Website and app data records
++++++++++

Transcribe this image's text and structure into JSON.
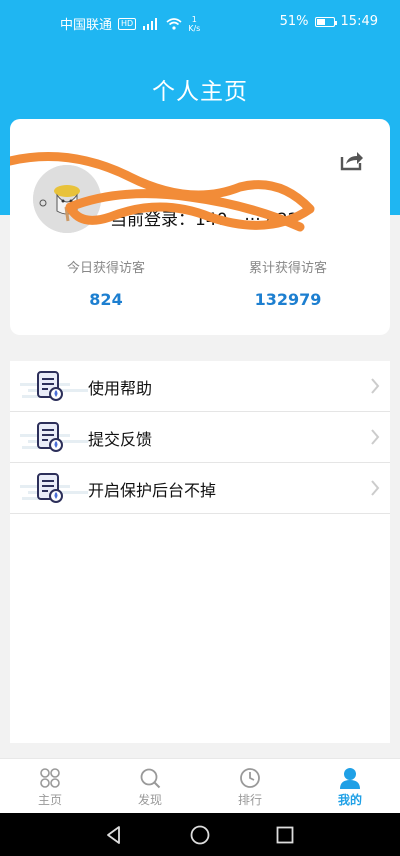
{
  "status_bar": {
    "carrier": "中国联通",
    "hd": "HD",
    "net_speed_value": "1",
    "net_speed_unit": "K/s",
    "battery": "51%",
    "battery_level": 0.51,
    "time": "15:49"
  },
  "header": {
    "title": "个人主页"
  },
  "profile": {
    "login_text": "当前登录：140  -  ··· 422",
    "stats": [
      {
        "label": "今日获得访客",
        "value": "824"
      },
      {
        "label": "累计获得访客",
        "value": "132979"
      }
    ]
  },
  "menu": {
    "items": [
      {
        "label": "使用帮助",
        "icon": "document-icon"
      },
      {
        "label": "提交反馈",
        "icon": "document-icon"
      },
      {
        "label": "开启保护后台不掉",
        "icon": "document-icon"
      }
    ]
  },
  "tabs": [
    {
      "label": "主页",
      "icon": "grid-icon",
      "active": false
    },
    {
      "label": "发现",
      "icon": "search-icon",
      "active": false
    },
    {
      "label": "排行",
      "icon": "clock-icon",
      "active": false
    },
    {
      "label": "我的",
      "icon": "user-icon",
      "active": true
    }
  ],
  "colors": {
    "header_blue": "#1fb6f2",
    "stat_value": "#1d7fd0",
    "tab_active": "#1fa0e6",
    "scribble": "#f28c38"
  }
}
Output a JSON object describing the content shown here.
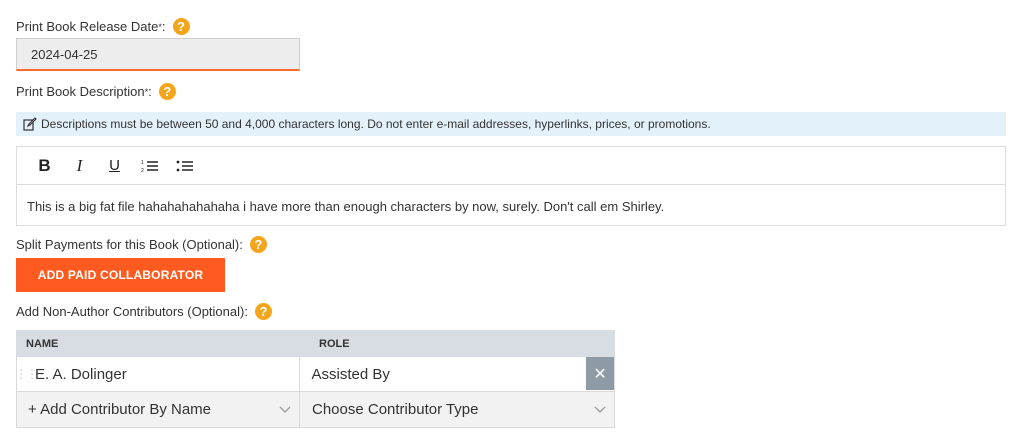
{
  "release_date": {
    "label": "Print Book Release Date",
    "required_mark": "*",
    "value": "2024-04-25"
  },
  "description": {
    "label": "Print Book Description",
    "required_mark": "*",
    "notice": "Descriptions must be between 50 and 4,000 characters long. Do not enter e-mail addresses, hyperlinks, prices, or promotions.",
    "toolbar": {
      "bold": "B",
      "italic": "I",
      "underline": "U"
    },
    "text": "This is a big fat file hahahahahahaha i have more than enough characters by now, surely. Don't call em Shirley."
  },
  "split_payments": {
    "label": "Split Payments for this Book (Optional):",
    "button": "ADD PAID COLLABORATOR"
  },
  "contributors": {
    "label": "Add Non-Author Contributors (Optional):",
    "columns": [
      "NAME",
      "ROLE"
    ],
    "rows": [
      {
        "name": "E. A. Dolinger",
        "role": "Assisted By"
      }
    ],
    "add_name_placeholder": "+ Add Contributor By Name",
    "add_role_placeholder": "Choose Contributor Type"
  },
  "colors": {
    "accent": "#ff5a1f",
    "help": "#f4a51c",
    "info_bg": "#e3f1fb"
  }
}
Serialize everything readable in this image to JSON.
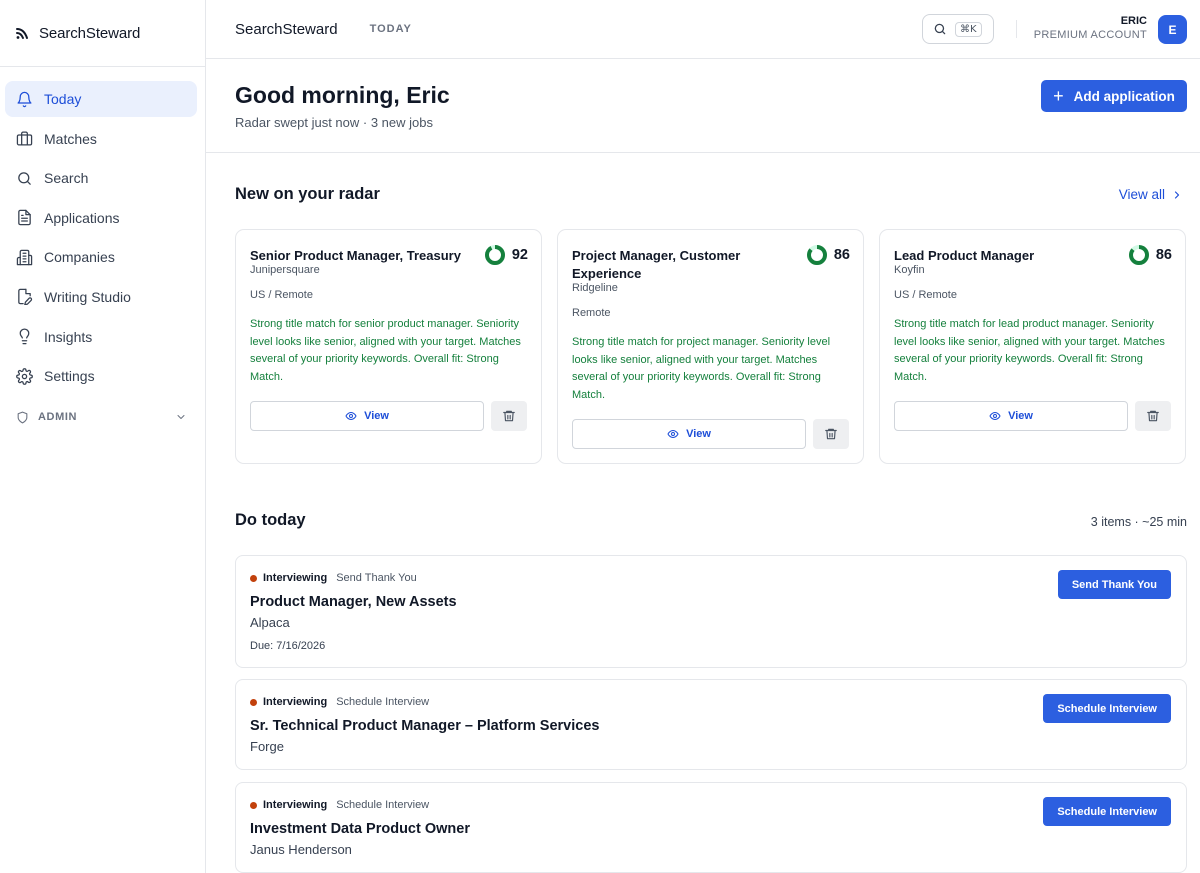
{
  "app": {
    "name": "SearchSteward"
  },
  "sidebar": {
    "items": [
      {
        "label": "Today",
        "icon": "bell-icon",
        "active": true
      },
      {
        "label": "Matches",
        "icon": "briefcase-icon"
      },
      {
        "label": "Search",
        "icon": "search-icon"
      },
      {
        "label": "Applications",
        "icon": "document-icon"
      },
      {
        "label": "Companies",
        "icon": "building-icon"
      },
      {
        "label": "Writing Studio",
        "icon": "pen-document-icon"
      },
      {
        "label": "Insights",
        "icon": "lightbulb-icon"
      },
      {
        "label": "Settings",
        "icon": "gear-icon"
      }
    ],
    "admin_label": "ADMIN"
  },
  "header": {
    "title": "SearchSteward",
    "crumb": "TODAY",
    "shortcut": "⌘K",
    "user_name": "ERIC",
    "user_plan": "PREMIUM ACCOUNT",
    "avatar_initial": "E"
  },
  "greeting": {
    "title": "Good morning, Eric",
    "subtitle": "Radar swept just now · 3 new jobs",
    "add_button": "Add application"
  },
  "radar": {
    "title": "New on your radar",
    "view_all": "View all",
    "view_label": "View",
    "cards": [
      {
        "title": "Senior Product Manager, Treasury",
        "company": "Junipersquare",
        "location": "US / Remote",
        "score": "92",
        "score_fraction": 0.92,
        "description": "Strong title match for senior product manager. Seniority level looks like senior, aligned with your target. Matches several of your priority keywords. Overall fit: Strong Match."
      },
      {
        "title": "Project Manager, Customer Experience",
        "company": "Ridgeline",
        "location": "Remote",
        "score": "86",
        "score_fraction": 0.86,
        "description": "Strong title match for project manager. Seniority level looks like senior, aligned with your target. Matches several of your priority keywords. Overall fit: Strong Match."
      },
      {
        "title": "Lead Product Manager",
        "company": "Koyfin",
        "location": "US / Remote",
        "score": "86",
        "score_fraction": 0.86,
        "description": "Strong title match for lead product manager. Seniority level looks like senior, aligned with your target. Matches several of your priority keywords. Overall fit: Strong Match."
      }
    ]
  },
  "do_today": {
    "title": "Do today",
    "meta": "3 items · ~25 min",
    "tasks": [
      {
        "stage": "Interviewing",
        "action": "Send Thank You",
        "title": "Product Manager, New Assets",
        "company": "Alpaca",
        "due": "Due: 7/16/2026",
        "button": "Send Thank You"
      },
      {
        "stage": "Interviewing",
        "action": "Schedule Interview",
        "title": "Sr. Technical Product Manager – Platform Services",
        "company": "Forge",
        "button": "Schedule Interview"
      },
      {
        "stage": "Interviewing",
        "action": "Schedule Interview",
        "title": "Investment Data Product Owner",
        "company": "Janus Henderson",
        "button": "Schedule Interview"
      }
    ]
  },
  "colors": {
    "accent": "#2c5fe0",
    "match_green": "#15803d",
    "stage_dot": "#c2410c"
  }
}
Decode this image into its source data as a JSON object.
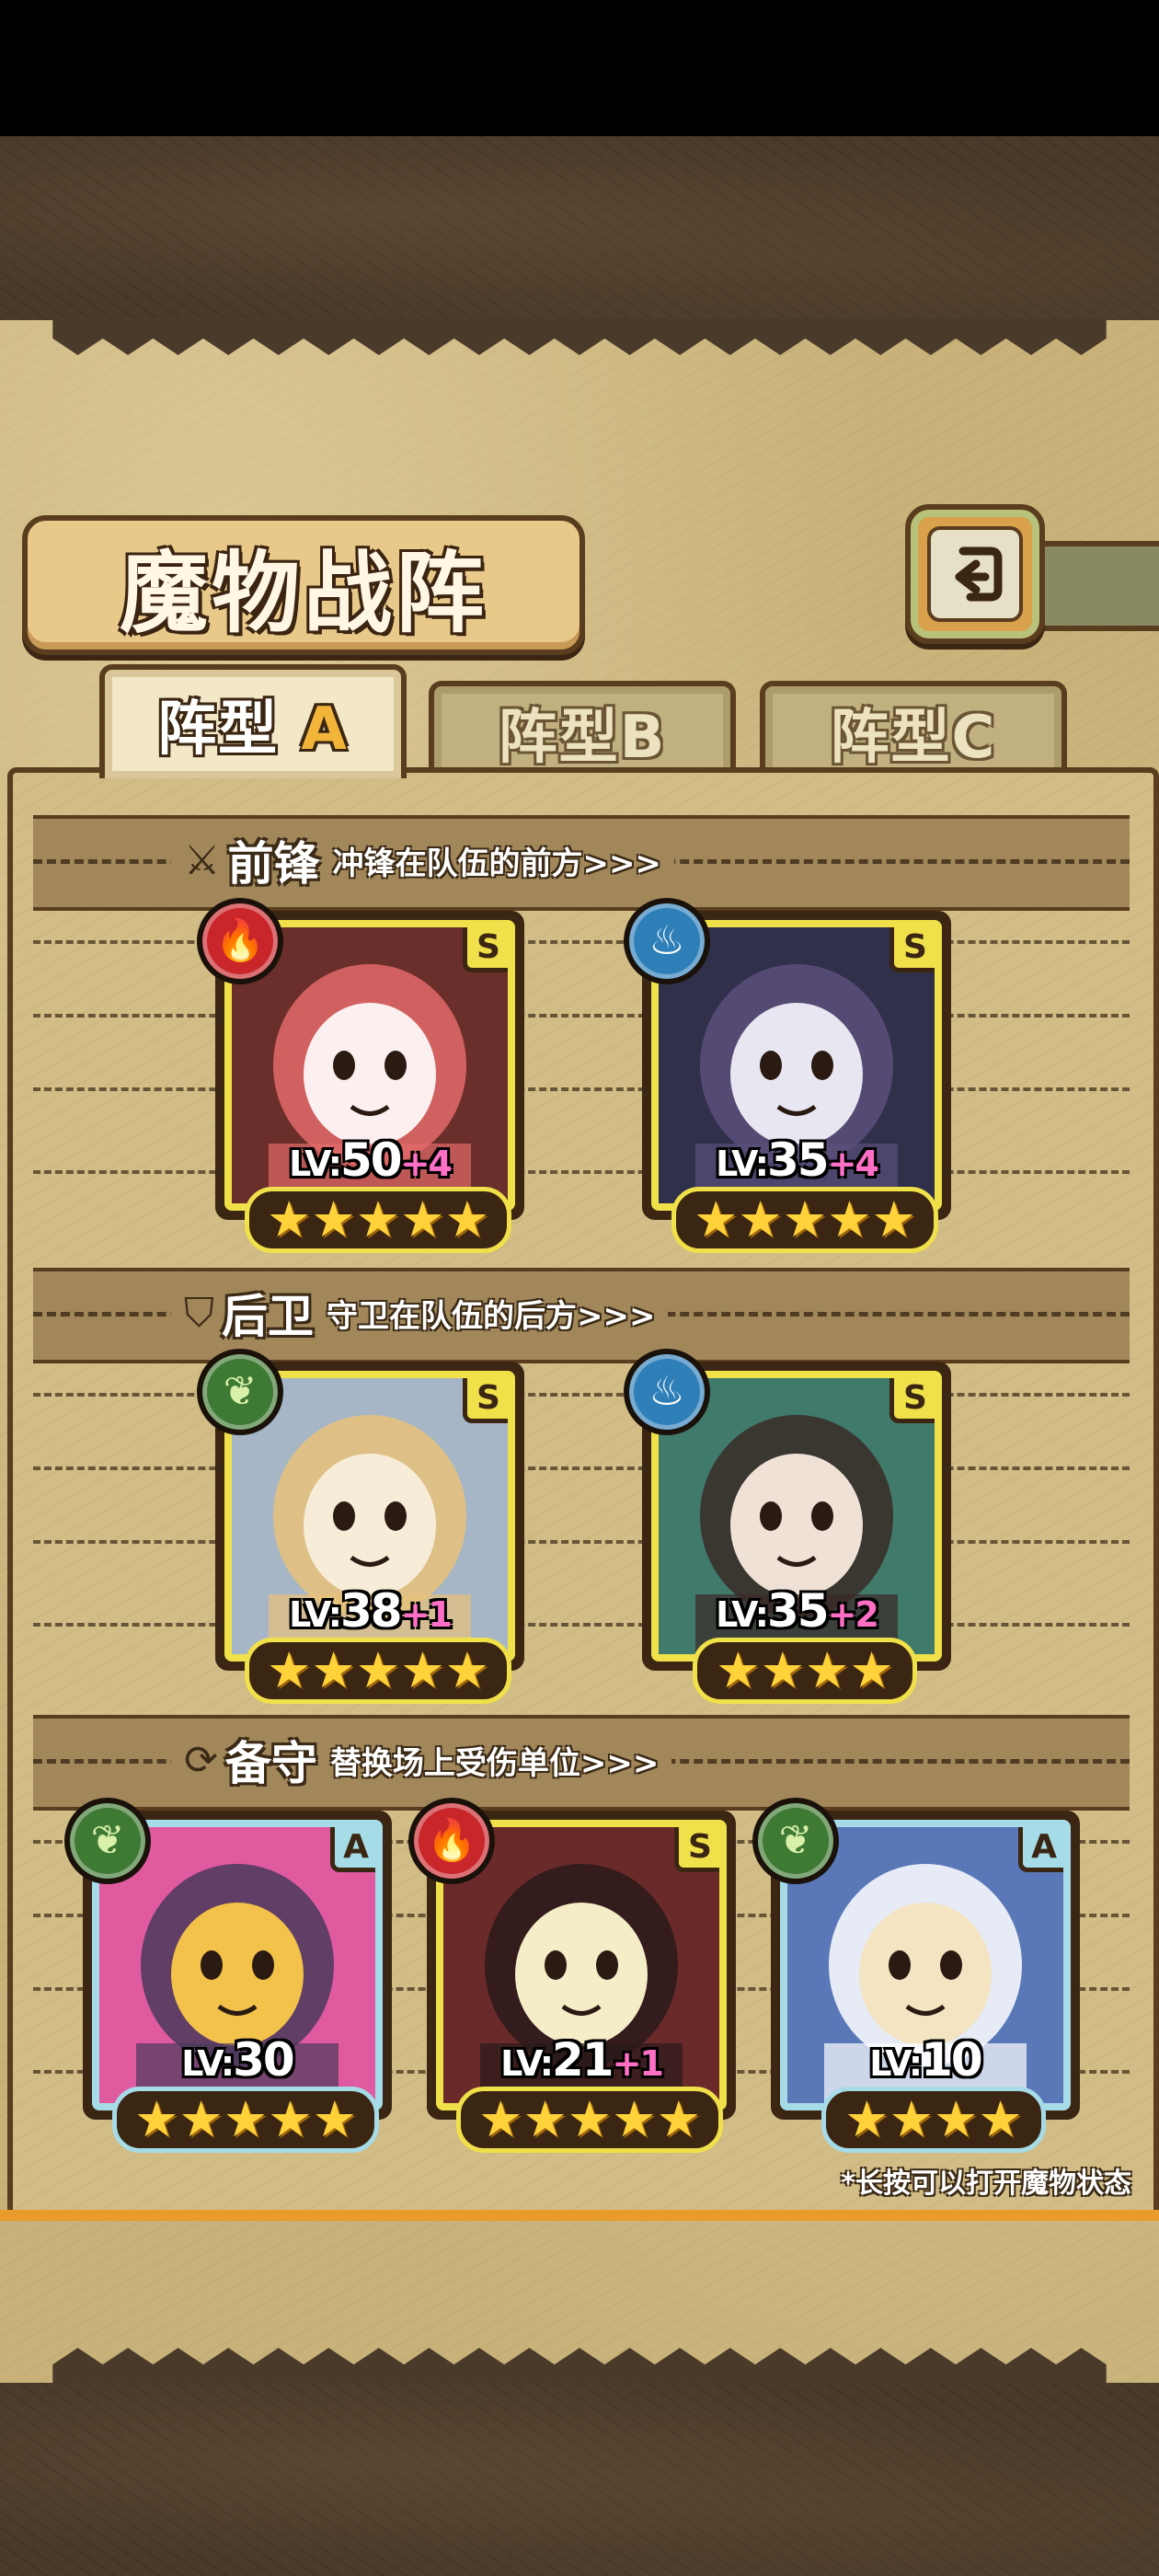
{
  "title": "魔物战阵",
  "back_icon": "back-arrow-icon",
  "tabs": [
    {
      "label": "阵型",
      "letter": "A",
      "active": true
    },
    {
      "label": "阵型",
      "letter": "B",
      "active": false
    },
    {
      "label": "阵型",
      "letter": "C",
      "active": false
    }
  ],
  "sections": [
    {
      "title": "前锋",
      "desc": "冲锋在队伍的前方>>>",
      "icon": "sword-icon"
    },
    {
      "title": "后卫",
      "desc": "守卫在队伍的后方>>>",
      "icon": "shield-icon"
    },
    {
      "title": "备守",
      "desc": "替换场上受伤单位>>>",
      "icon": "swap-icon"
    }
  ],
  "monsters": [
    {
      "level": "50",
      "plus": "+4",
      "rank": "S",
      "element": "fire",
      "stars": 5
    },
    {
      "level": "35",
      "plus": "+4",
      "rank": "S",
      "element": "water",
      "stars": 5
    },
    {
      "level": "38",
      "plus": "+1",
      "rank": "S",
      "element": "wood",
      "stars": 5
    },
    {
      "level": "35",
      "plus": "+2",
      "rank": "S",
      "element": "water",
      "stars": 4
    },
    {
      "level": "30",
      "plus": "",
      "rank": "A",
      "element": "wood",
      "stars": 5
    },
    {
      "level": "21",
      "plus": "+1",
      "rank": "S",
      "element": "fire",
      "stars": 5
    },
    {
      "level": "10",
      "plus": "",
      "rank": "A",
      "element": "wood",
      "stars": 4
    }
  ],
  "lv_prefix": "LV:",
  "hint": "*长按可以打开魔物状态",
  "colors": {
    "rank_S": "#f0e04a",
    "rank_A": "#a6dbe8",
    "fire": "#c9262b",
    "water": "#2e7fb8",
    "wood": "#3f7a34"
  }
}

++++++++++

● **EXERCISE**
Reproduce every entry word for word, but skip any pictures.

● **SOLUTION TO THIS EXERCISE**
Transcribe this image's text and structure into JSON.
{
  "status_bar": {
    "carrier": "中国联通",
    "hd": "HD",
    "net_speed_value": "1",
    "net_speed_unit": "K/s",
    "battery": "51%",
    "battery_level": 0.51,
    "time": "15:49"
  },
  "header": {
    "title": "个人主页"
  },
  "profile": {
    "login_text": "当前登录：140  -  ··· 422",
    "stats": [
      {
        "label": "今日获得访客",
        "value": "824"
      },
      {
        "label": "累计获得访客",
        "value": "132979"
      }
    ]
  },
  "menu": {
    "items": [
      {
        "label": "使用帮助",
        "icon": "document-icon"
      },
      {
        "label": "提交反馈",
        "icon": "document-icon"
      },
      {
        "label": "开启保护后台不掉",
        "icon": "document-icon"
      }
    ]
  },
  "tabs": [
    {
      "label": "主页",
      "icon": "grid-icon",
      "active": false
    },
    {
      "label": "发现",
      "icon": "search-icon",
      "active": false
    },
    {
      "label": "排行",
      "icon": "clock-icon",
      "active": false
    },
    {
      "label": "我的",
      "icon": "user-icon",
      "active": true
    }
  ],
  "colors": {
    "header_blue": "#1fb6f2",
    "stat_value": "#1d7fd0",
    "tab_active": "#1fa0e6",
    "scribble": "#f28c38"
  }
}
Output a JSON object describing the content shown here.
{
  "release_date": {
    "label": "Print Book Release Date",
    "required_mark": "*",
    "value": "2024-04-25"
  },
  "description": {
    "label": "Print Book Description",
    "required_mark": "*",
    "notice": "Descriptions must be between 50 and 4,000 characters long. Do not enter e-mail addresses, hyperlinks, prices, or promotions.",
    "toolbar": {
      "bold": "B",
      "italic": "I",
      "underline": "U"
    },
    "text": "This is a big fat file hahahahahahaha i have more than enough characters by now, surely. Don't call em Shirley."
  },
  "split_payments": {
    "label": "Split Payments for this Book (Optional):",
    "button": "ADD PAID COLLABORATOR"
  },
  "contributors": {
    "label": "Add Non-Author Contributors (Optional):",
    "columns": [
      "NAME",
      "ROLE"
    ],
    "rows": [
      {
        "name": "E. A. Dolinger",
        "role": "Assisted By"
      }
    ],
    "add_name_placeholder": "+ Add Contributor By Name",
    "add_role_placeholder": "Choose Contributor Type"
  },
  "colors": {
    "accent": "#ff5a1f",
    "help": "#f4a51c",
    "info_bg": "#e3f1fb"
  }
}
Serialize everything readable in this image to JSON.
{
  "app": {
    "name": "SearchSteward"
  },
  "sidebar": {
    "items": [
      {
        "label": "Today",
        "icon": "bell-icon",
        "active": true
      },
      {
        "label": "Matches",
        "icon": "briefcase-icon"
      },
      {
        "label": "Search",
        "icon": "search-icon"
      },
      {
        "label": "Applications",
        "icon": "document-icon"
      },
      {
        "label": "Companies",
        "icon": "building-icon"
      },
      {
        "label": "Writing Studio",
        "icon": "pen-document-icon"
      },
      {
        "label": "Insights",
        "icon": "lightbulb-icon"
      },
      {
        "label": "Settings",
        "icon": "gear-icon"
      }
    ],
    "admin_label": "ADMIN"
  },
  "header": {
    "title": "SearchSteward",
    "crumb": "TODAY",
    "shortcut": "⌘K",
    "user_name": "ERIC",
    "user_plan": "PREMIUM ACCOUNT",
    "avatar_initial": "E"
  },
  "greeting": {
    "title": "Good morning, Eric",
    "subtitle": "Radar swept just now · 3 new jobs",
    "add_button": "Add application"
  },
  "radar": {
    "title": "New on your radar",
    "view_all": "View all",
    "view_label": "View",
    "cards": [
      {
        "title": "Senior Product Manager, Treasury",
        "company": "Junipersquare",
        "location": "US / Remote",
        "score": "92",
        "score_fraction": 0.92,
        "description": "Strong title match for senior product manager. Seniority level looks like senior, aligned with your target. Matches several of your priority keywords. Overall fit: Strong Match."
      },
      {
        "title": "Project Manager, Customer Experience",
        "company": "Ridgeline",
        "location": "Remote",
        "score": "86",
        "score_fraction": 0.86,
        "description": "Strong title match for project manager. Seniority level looks like senior, aligned with your target. Matches several of your priority keywords. Overall fit: Strong Match."
      },
      {
        "title": "Lead Product Manager",
        "company": "Koyfin",
        "location": "US / Remote",
        "score": "86",
        "score_fraction": 0.86,
        "description": "Strong title match for lead product manager. Seniority level looks like senior, aligned with your target. Matches several of your priority keywords. Overall fit: Strong Match."
      }
    ]
  },
  "do_today": {
    "title": "Do today",
    "meta": "3 items · ~25 min",
    "tasks": [
      {
        "stage": "Interviewing",
        "action": "Send Thank You",
        "title": "Product Manager, New Assets",
        "company": "Alpaca",
        "due": "Due: 7/16/2026",
        "button": "Send Thank You"
      },
      {
        "stage": "Interviewing",
        "action": "Schedule Interview",
        "title": "Sr. Technical Product Manager – Platform Services",
        "company": "Forge",
        "button": "Schedule Interview"
      },
      {
        "stage": "Interviewing",
        "action": "Schedule Interview",
        "title": "Investment Data Product Owner",
        "company": "Janus Henderson",
        "button": "Schedule Interview"
      }
    ]
  },
  "colors": {
    "accent": "#2c5fe0",
    "match_green": "#15803d",
    "stage_dot": "#c2410c"
  }
}
Decode this image into its source data as a JSON object.
{
  "title": "魔物战阵",
  "back_icon": "back-arrow-icon",
  "tabs": [
    {
      "label": "阵型",
      "letter": "A",
      "active": true
    },
    {
      "label": "阵型",
      "letter": "B",
      "active": false
    },
    {
      "label": "阵型",
      "letter": "C",
      "active": false
    }
  ],
  "sections": [
    {
      "title": "前锋",
      "desc": "冲锋在队伍的前方>>>",
      "icon": "sword-icon"
    },
    {
      "title": "后卫",
      "desc": "守卫在队伍的后方>>>",
      "icon": "shield-icon"
    },
    {
      "title": "备守",
      "desc": "替换场上受伤单位>>>",
      "icon": "swap-icon"
    }
  ],
  "monsters": [
    {
      "level": "50",
      "plus": "+4",
      "rank": "S",
      "element": "fire",
      "stars": 5
    },
    {
      "level": "35",
      "plus": "+4",
      "rank": "S",
      "element": "water",
      "stars": 5
    },
    {
      "level": "38",
      "plus": "+1",
      "rank": "S",
      "element": "wood",
      "stars": 5
    },
    {
      "level": "35",
      "plus": "+2",
      "rank": "S",
      "element": "water",
      "stars": 4
    },
    {
      "level": "30",
      "plus": "",
      "rank": "A",
      "element": "wood",
      "stars": 5
    },
    {
      "level": "21",
      "plus": "+1",
      "rank": "S",
      "element": "fire",
      "stars": 5
    },
    {
      "level": "10",
      "plus": "",
      "rank": "A",
      "element": "wood",
      "stars": 4
    }
  ],
  "lv_prefix": "LV:",
  "hint": "*长按可以打开魔物状态",
  "colors": {
    "rank_S": "#f0e04a",
    "rank_A": "#a6dbe8",
    "fire": "#c9262b",
    "water": "#2e7fb8",
    "wood": "#3f7a34"
  }
}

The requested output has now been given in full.